618 Red-crowned Parrot TX 07
619 Black-headed Gull MD **
620 Sharp-tailed Sandpiper OR 07
621 Bar-tailed Godwit OR 07
622 Arctic Loon OR 08
623 Yellow-billed Loon OR 08
624 Wood Sandpiper OR 08
625 Emperor Goose OR 09
626 Slaty-backed Gull OR 09
627 Tufted Duck OR 09
628 Flammulated Owl OR 09
629 Botteri’s Sparrow AZ 09
630 Plain-capped Starthroat AZ 09
631 Five-striped Sparrow AZ 09
632 Varied Bunting AZ 09
633 Sinaloa Wren AZ 09
634 Thick-billed Kingbird AZ 09
635 Sulphur-bellied Flycatcher AZ 09
636 Montezuma Quail AZ 09
637 Buff-collared Nightjar AZ 09
638 Yellow-footed Gull CA 09
639 Blue-footed Booby CA 09
640 Rufous-capped Warbler AZ 09
641 Berylline Hummingbird AZ 09
642 White-eared Hummingbird AZ 09
643 Lucifer Hummingbird AZ 09
644 Yellow Grosbeak AZ 09
645 White-tailed Ptarmigan WA 09 Black-f Grassquit uncountable
646 White-collared Seedeater TX 10
647 Muscovy Duck TX 10
648 Northern Jacana TX 10
649 Gunnison Sage-Grouse CO 10
650 Mexican Whip-poor-will ’10 split from Eastern Whip-poor-will
651 Pacific Wren ’10 split from Winter Wren
652 Lesser Sand-Plover OR 10
653 Brown-backed Solitaire AZ 09; made official in 2010
654 Brown Shrike CA 10
655 Himalayan Snowcock NV 11
656 Dusky Grouse NV 11
657 Common Ringed Plover CA 11
658 Black-tailed Gull WA 11
659 Black Storm-Petrel CA 12
660 Least Storm-Petrel CA 12
661 South Polar Skua CA 12
662 Guadalupe Murrelet CA 12
663 Red-billed Tropicbird CA 12
664 Willow Ptarmigan YK 13
665 Spruce Grouse YK 13
666 Northern Hawk Owl YK 13
667 Aleutian Tern AK 13
668 Common Redpoll AK 13
669 Ross’s Gull AK 13
670 Long-tailed Jeager AK 13
671 Northern Wheatear AK 13
672 Arctic Warbler AK 13
673 Bristle-thighed Curlew AK 13
674 Little Stint AK 13
675 Hoary Redpoll AK 13
676 Eastern Yellow Wagtail AK 13
677 Red-throated Pipit AK 13
678 Rock Ptarmigan AK 13
679 King Eider AK 13
680 Spectacled Eider AK 13
681 Bluethroat AK 13
682 Red-faced Cormorant AK 13
683 Kittlitz’s Murrelet AK 13
684 Smith’s Longspur AK 13
685 Bell’s Sparrow CA 06 ’13 split fm Sage Sparrow
686 Scaly-breasted Munia CA 05 ’13, estab.
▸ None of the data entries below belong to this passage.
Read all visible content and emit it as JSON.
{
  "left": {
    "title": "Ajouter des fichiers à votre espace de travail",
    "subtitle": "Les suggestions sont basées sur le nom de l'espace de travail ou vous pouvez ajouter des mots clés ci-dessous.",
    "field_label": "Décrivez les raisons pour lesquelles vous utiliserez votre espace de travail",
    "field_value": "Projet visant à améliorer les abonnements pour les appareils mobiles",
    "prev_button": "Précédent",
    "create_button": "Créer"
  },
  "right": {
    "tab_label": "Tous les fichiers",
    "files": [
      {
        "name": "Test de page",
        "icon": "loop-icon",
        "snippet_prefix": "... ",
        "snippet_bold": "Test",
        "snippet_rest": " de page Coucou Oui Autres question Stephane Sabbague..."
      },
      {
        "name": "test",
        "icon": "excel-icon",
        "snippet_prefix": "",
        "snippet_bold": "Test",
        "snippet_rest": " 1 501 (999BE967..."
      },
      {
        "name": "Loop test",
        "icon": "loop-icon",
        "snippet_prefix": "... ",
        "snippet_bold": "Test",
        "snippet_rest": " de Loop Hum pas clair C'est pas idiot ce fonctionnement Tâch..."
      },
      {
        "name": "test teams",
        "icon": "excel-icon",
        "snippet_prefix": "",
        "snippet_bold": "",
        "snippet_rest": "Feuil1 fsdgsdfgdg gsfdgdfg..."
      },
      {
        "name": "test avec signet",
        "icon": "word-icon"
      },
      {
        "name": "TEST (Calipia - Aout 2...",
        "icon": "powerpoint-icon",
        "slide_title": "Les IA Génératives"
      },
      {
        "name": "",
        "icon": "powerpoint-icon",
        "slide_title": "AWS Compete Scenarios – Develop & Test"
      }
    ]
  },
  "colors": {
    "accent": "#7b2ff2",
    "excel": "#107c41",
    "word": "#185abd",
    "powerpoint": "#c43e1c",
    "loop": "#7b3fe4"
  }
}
Intro
687 Ridgway’s Rail CA 09 ’13 fm Clapper Rail
688 California Condor AZ 05 ’14 counting change
689 Aplomado Falcon TX 05 ’14 counting change
690 Rufous-backed Robin AZ 14
691 Blue-gray Tanager FL 62 ’14 counting change
692 Little Gull CA 15
693 Rosy-faced Lovebird AZ 15
694 Gray-crowned Yellowthroat TX 15
695 Swallow-tailed Kite FL 15
696 Budgerigar FL 15 not now countable
696 Nanday Parakeet FL 15
697 Gray Kingbird FL 15
698 Snail Kite FL 15
699 Egyptian Goose FL 15
700 Purple Swamphen FL 15
Several species in the list of 100 are accidentals. Had those species been ignored, I would still be trying to reach the 700 mark.
** Old record, not sure of year, some time during SI years